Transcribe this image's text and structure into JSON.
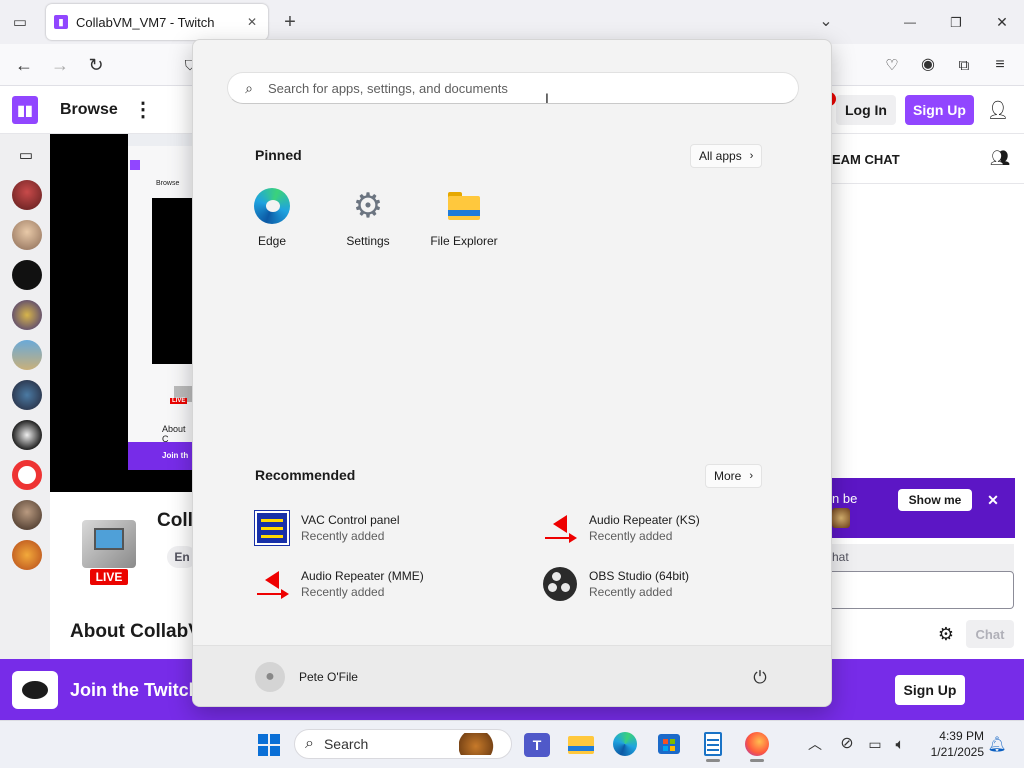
{
  "browser": {
    "tab_title": "CollabVM_VM7 - Twitch",
    "add_tab": "+",
    "tab_list": "⌄",
    "minimize": "—",
    "restore": "❐",
    "close": "✕"
  },
  "twitch": {
    "browse": "Browse",
    "more": "⋮",
    "login": "Log In",
    "signup": "Sign Up",
    "stream_chat": "EAM CHAT",
    "channel_partial": "Colla",
    "tag_partial": "En",
    "about_partial": "About CollabV",
    "inner_browse": "Browse",
    "inner_about": "About C",
    "inner_join": "Join th",
    "inner_live": "LIVE",
    "live_badge": "LIVE",
    "notice_partial": "n be",
    "show_me": "Show me",
    "chat_partial": "hat",
    "chat_button": "Chat",
    "join_text": "Join the Twitch",
    "join_signup": "Sign Up",
    "notif_count": ""
  },
  "start_menu": {
    "search_placeholder": "Search for apps, settings, and documents",
    "pinned_label": "Pinned",
    "all_apps": "All apps",
    "pinned": [
      {
        "label": "Edge",
        "icon": "edge-icon"
      },
      {
        "label": "Settings",
        "icon": "settings-gear-icon"
      },
      {
        "label": "File Explorer",
        "icon": "folder-icon"
      }
    ],
    "recommended_label": "Recommended",
    "more_label": "More",
    "recommended": [
      {
        "title": "VAC Control panel",
        "sub": "Recently added",
        "icon": "vac-panel-icon"
      },
      {
        "title": "Audio Repeater (KS)",
        "sub": "Recently added",
        "icon": "audio-repeater-icon"
      },
      {
        "title": "Audio Repeater (MME)",
        "sub": "Recently added",
        "icon": "audio-repeater-icon"
      },
      {
        "title": "OBS Studio (64bit)",
        "sub": "Recently added",
        "icon": "obs-icon"
      }
    ],
    "user_name": "Pete O'File"
  },
  "taskbar": {
    "search_label": "Search",
    "time": "4:39 PM",
    "date": "1/21/2025"
  },
  "colors": {
    "twitch_purple": "#9146ff",
    "join_bar": "#772ce8",
    "notice_purple": "#5c16c5",
    "live_red": "#eb0400"
  }
}
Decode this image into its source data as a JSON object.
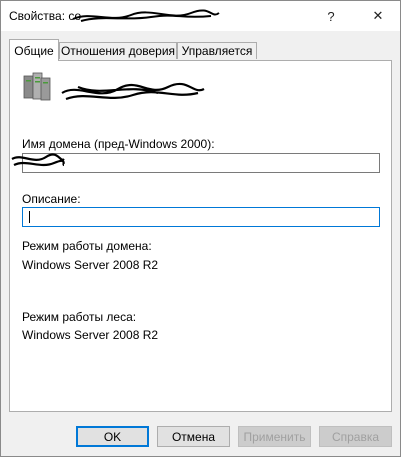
{
  "window": {
    "title": "Свойства: со",
    "help_glyph": "?",
    "close_glyph": "✕"
  },
  "tabs": [
    {
      "label": "Общие",
      "active": true
    },
    {
      "label": "Отношения доверия",
      "active": false
    },
    {
      "label": "Управляется",
      "active": false
    }
  ],
  "general": {
    "icon": "server-icon",
    "domain_name_label": "Имя домена (пред-Windows 2000):",
    "domain_name_value": "",
    "description_label": "Описание:",
    "description_value": "",
    "domain_mode_label": "Режим работы домена:",
    "domain_mode_value": "Windows Server 2008 R2",
    "forest_mode_label": "Режим работы леса:",
    "forest_mode_value": "Windows Server 2008 R2"
  },
  "buttons": {
    "ok": "OK",
    "cancel": "Отмена",
    "apply": "Применить",
    "help": "Справка"
  }
}
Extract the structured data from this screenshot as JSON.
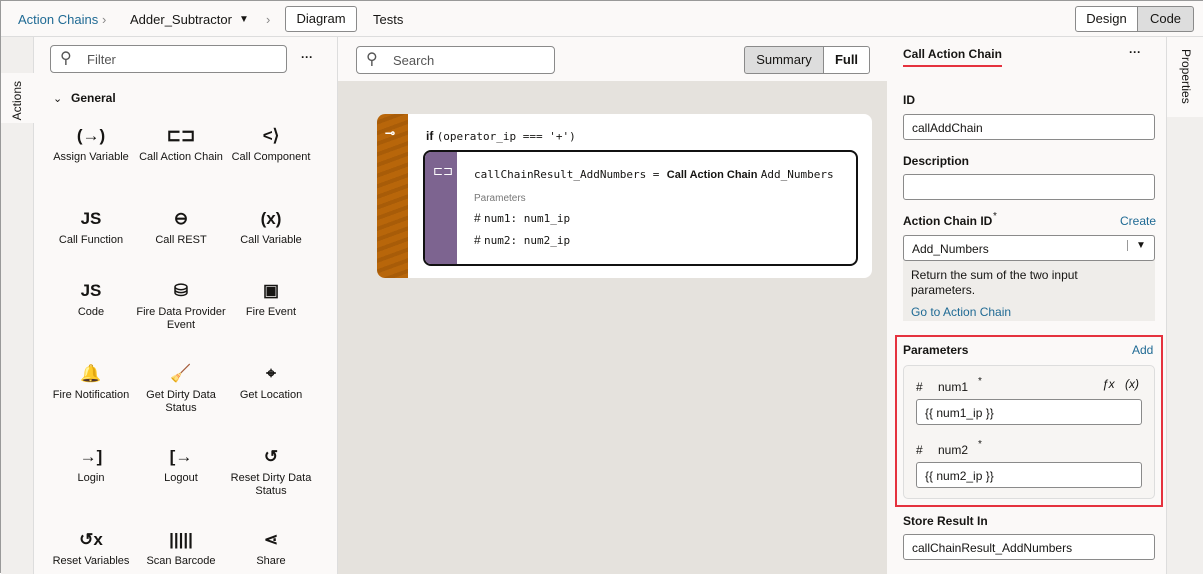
{
  "topbar": {
    "crumb1": "Action Chains",
    "crumb2": "Adder_Subtractor",
    "tab_diagram": "Diagram",
    "tab_tests": "Tests",
    "design": "Design",
    "code": "Code"
  },
  "left_tab": "Actions",
  "actions_panel": {
    "filter_placeholder": "Filter",
    "more": "···",
    "group": "General",
    "items": [
      {
        "icon": "(→)",
        "label": "Assign Variable"
      },
      {
        "icon": "⊏⊐",
        "label": "Call Action Chain"
      },
      {
        "icon": "<⟩",
        "label": "Call Component"
      },
      {
        "icon": "JS",
        "label": "Call Function"
      },
      {
        "icon": "⊖",
        "label": "Call REST"
      },
      {
        "icon": "(x)",
        "label": "Call Variable"
      },
      {
        "icon": "JS",
        "label": "Code"
      },
      {
        "icon": "⛁",
        "label": "Fire Data Provider Event"
      },
      {
        "icon": "▣",
        "label": "Fire Event"
      },
      {
        "icon": "🔔",
        "label": "Fire Notification"
      },
      {
        "icon": "🧹",
        "label": "Get Dirty Data Status"
      },
      {
        "icon": "⌖",
        "label": "Get Location"
      },
      {
        "icon": "→]",
        "label": "Login"
      },
      {
        "icon": "[→",
        "label": "Logout"
      },
      {
        "icon": "↺",
        "label": "Reset Dirty Data Status"
      },
      {
        "icon": "↺x",
        "label": "Reset Variables"
      },
      {
        "icon": "|||||",
        "label": "Scan Barcode"
      },
      {
        "icon": "⋖",
        "label": "Share"
      }
    ]
  },
  "canvas": {
    "search_placeholder": "Search",
    "summary": "Summary",
    "full": "Full",
    "if_kw": "if",
    "condition": "(operator_ip === '+')",
    "assign_lhs": "callChainResult_AddNumbers =",
    "action_name": "Call Action Chain",
    "chain": "Add_Numbers",
    "params_label": "Parameters",
    "params": [
      "num1: num1_ip",
      "num2: num2_ip"
    ]
  },
  "properties": {
    "title": "Call Action Chain",
    "more": "···",
    "id_label": "ID",
    "id_value": "callAddChain",
    "desc_label": "Description",
    "desc_value": "",
    "chain_id_label": "Action Chain ID",
    "required": "*",
    "create": "Create",
    "chain_id_value": "Add_Numbers",
    "chain_desc": "Return the sum of the two input parameters.",
    "goto": "Go to Action Chain",
    "params_label": "Parameters",
    "add": "Add",
    "params": [
      {
        "name": "num1",
        "value": "{{ num1_ip }}"
      },
      {
        "name": "num2",
        "value": "{{ num2_ip }}"
      }
    ],
    "fx": "ƒx",
    "var": "(x)",
    "store_label": "Store Result In",
    "store_value": "callChainResult_AddNumbers"
  },
  "right_tab": "Properties",
  "colors": {
    "accent_red": "#e5323e",
    "link": "#1f6a94",
    "action_strip": "#7d6490",
    "if_strip": "#b8660a"
  }
}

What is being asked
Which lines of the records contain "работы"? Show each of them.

Your response
    "domain_mode_label": "Режим работы домена:",
    "forest_mode_label": "Режим работы леса:",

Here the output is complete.